### EXERCISE INSTRUCTIONS
Below are the records. Restate word for word every line from the one that contains "Give me the" through the final line, both included.

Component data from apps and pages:
• • • • •

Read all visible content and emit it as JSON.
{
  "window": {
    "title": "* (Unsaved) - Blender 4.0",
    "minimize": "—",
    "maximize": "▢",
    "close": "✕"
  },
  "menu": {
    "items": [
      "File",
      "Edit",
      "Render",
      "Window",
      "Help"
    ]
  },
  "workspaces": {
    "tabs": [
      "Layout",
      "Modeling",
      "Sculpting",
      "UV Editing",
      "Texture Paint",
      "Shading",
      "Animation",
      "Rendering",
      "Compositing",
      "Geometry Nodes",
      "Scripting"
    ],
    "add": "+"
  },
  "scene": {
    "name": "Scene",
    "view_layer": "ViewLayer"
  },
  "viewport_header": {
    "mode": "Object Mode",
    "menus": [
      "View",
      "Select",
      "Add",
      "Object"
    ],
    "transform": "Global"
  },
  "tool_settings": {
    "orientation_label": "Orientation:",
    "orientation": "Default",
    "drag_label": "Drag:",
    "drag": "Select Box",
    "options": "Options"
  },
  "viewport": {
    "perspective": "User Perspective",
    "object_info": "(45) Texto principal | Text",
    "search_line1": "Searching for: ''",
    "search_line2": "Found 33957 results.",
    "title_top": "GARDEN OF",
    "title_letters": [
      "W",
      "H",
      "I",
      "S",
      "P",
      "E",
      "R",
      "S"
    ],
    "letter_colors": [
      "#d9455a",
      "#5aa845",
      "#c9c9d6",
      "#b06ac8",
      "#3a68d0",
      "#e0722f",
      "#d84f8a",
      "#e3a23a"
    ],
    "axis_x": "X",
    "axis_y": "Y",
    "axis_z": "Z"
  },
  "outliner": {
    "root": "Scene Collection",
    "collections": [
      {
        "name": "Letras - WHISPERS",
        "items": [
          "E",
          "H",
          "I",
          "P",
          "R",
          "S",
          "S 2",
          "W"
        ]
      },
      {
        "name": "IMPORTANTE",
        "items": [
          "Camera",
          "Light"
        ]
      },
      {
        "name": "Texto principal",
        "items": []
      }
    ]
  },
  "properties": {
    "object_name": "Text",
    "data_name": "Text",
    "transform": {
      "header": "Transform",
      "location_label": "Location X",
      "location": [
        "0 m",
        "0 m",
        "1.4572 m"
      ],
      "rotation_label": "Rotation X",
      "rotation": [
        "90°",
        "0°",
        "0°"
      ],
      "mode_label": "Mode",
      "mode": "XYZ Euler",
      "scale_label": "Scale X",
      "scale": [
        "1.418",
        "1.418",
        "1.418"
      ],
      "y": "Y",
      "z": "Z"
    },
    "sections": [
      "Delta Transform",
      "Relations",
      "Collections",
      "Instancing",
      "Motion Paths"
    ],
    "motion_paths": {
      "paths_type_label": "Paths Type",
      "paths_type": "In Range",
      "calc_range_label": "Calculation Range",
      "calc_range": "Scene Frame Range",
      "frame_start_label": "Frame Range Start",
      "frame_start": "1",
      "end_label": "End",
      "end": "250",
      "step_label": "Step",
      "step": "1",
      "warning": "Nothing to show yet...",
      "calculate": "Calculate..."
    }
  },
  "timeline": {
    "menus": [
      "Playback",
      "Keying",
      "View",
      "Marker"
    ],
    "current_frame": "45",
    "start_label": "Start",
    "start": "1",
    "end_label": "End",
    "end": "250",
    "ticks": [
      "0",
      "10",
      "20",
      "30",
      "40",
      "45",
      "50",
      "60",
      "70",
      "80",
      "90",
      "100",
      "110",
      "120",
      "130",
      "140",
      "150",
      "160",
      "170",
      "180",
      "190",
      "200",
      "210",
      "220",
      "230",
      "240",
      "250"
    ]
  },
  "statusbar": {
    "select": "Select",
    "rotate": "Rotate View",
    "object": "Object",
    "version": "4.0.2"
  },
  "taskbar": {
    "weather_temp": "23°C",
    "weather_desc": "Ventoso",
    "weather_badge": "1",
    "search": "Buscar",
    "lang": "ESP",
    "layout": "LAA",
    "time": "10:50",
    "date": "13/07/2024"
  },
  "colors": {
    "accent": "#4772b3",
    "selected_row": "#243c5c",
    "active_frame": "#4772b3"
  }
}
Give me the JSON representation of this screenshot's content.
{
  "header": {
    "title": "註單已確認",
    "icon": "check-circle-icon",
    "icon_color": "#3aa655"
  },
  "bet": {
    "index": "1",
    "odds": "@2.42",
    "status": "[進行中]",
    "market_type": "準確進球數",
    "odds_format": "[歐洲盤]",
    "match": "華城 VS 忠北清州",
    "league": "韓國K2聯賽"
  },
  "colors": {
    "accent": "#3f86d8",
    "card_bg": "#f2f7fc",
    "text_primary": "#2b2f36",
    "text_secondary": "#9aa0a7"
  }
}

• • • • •

### ANSWER TO THIS TASK
Give me the JSON representation of this screenshot's content.
{
  "header": {
    "title": "註單已確認",
    "icon": "check-circle-icon",
    "icon_color": "#3aa655"
  },
  "bet": {
    "index": "1",
    "odds": "@2.42",
    "status": "[進行中]",
    "market_type": "準確進球數",
    "odds_format": "[歐洲盤]",
    "match": "華城 VS 忠北清州",
    "league": "韓國K2聯賽"
  },
  "colors": {
    "accent": "#3f86d8",
    "card_bg": "#f2f7fc",
    "text_primary": "#2b2f36",
    "text_secondary": "#9aa0a7"
  }
}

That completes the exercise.